Web 2.0 design means "cliche" to many. Designers aching to fit into the current aesthetic are overusing rounded corners and pastel colors on new sites. But at its core, Web 2.0 design is about building services that are clean, simple, fast, and interactive. Designers who get this are making sites that are leagues ahead of those from the previous generation.
The hallmark of Web 2.0 is simplicity. This is both a discipline and a byproduct of economics and technology: If you want to build a site quickly and for little money, your best bet is to strip extraneous features out of your product. And if you want a Web site to load quickly, you want a simple page.
This has led to clean and simple products. A Webware favorite is the forms creation tool WuFoo, a database product masquerading as a simple forms builder. What WuFoo lacks in features it makes up for in ease of use. It makes the creation of a Web forms easy enough for anyone to use it.

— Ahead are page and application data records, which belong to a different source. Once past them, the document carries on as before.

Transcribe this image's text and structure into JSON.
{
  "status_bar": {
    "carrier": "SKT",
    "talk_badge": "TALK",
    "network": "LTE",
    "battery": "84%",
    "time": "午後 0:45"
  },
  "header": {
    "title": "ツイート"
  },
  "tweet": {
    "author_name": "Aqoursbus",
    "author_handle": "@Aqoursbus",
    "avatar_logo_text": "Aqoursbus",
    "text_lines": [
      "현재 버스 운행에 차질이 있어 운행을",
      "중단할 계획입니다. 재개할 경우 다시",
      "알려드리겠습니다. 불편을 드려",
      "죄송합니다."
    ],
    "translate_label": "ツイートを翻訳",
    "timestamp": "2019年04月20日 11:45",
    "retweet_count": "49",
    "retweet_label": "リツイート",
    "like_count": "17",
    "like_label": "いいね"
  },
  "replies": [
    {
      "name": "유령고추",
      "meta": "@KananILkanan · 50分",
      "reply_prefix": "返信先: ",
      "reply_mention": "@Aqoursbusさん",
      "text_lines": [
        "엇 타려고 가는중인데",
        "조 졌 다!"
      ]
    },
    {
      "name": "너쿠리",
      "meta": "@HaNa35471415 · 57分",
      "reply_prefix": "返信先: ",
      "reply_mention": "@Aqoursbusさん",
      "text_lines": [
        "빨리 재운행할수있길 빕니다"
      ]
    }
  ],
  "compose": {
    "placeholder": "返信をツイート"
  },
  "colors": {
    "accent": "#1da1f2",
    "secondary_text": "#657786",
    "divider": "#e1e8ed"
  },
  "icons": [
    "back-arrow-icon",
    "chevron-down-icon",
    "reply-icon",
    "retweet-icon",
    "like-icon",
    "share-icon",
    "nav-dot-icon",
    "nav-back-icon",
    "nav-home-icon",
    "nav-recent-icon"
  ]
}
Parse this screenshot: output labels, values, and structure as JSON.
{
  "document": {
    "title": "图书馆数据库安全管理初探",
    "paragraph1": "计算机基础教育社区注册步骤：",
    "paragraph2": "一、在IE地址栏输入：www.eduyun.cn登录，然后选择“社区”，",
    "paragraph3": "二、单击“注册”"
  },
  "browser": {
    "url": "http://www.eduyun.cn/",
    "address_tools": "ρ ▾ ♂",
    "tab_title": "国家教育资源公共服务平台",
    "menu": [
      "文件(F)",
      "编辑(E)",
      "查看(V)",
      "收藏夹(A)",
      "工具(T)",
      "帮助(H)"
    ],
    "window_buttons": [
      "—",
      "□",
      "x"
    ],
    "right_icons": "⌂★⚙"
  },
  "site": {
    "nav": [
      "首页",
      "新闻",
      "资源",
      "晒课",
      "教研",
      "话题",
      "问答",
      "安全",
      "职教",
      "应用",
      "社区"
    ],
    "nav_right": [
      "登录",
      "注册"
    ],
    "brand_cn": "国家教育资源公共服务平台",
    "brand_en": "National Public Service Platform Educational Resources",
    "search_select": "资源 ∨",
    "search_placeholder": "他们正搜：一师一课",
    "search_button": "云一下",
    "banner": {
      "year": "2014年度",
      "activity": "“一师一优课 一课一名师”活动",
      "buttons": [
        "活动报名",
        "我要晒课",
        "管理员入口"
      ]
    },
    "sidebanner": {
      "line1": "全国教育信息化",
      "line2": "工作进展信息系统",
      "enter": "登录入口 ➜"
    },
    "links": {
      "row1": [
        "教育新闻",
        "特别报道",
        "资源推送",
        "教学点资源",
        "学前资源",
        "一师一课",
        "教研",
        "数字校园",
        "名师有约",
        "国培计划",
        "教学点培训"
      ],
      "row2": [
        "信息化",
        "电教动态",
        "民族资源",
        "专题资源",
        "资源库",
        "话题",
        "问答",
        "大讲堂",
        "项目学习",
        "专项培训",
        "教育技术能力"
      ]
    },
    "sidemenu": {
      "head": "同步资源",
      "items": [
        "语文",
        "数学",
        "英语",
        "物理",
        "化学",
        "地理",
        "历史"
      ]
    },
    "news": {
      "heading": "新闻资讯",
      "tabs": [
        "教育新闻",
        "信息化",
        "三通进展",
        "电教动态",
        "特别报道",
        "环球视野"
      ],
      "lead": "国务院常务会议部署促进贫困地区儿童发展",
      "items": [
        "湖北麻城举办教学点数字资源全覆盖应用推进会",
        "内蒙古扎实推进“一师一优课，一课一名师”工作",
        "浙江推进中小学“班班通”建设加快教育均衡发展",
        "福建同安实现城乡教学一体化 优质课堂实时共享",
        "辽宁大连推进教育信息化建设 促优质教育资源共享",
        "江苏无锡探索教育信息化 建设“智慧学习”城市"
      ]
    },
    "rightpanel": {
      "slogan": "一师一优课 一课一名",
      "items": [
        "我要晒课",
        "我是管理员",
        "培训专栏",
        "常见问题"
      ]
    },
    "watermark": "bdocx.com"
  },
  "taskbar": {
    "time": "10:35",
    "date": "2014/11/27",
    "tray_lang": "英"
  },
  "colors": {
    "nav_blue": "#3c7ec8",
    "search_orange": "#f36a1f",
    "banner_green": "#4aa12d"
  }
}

37 Signals' Basecamp takes a similar approach to team management. It's a tool workgroups can use to keep everyone in sync on their projects. That's a tough thing to simplify, but Basecamp's open design makes it much easier to see who's supposed to be doing what than previous systems have offered.
At the other end of Web 2.0 simplicity is richness, especially in data visualization. Today's Web browsers, juiced up by Flash, Ajax, and mashups, can display a huge amount of onscreen information, tailored to the individual user.
Zillow provides deep data on local housing sales. Mashing together Google maps with sales data that the service collects itself, Zillow makes it very easy for home buyers and sellers to get the temperature of a local market, and appropriately negotiate home value. Most people are not aware of the amount of data they are taking in when they use Zillow, because the map-based presentation of the financial data is so intuitive.
One of the big remaining challenges with Web design is how to represent, in a comprehensible fashion, the complex and interconnected networks of friends we build on social sites such as Facebook. Scrolling through pages of listings is unrewarding. Some new services help you visualize who's who in your network. For example, the Facebook FriendWheel app shows you a giant circle of all your friends, with lines connecting the relationships. More usable designs can be seen at the genealogy site Geni, which offers a very Web 2.0 interface to building a family tree.
Social network visualization can be used for other purposes. For example, the recommendation site TrustedOpinion shows a "radar" view of your friends and friends-of-friends, and lets you quickly see those you know who have reviewed a movie you're interested in.
Beyond the browser
Web 2.0 is not just about the browser. Web apps are breaking out of it. Technologies like Adobe AIR are making possible the easy creation of Internet-based applications that don't live inside the confines of a browser and are not constrained by its user interface.
The music site FineTune and the microblogging service Pownce, for example, both have AIR interfaces to their services. If you use the services, these standalone apps are completely optional, and they work more like traditional software than the services' Web sites do. At the moment, most standalone apps that link into Web sites are not as full featured as the original Web versions, but they're mostly easier and faster to use. We may see major sites come out with their own standalone applications in the near future.
And even browser-based applications are becoming more like traditional desktop applications. With many e-mail services like Yahoo Mail, your in-box is no longer put onto multiple pages. Instead, you get a continuous list, as you would in Outlook. You also get desktop-like interface touches such as custom right-click functions and drag-and-drop support.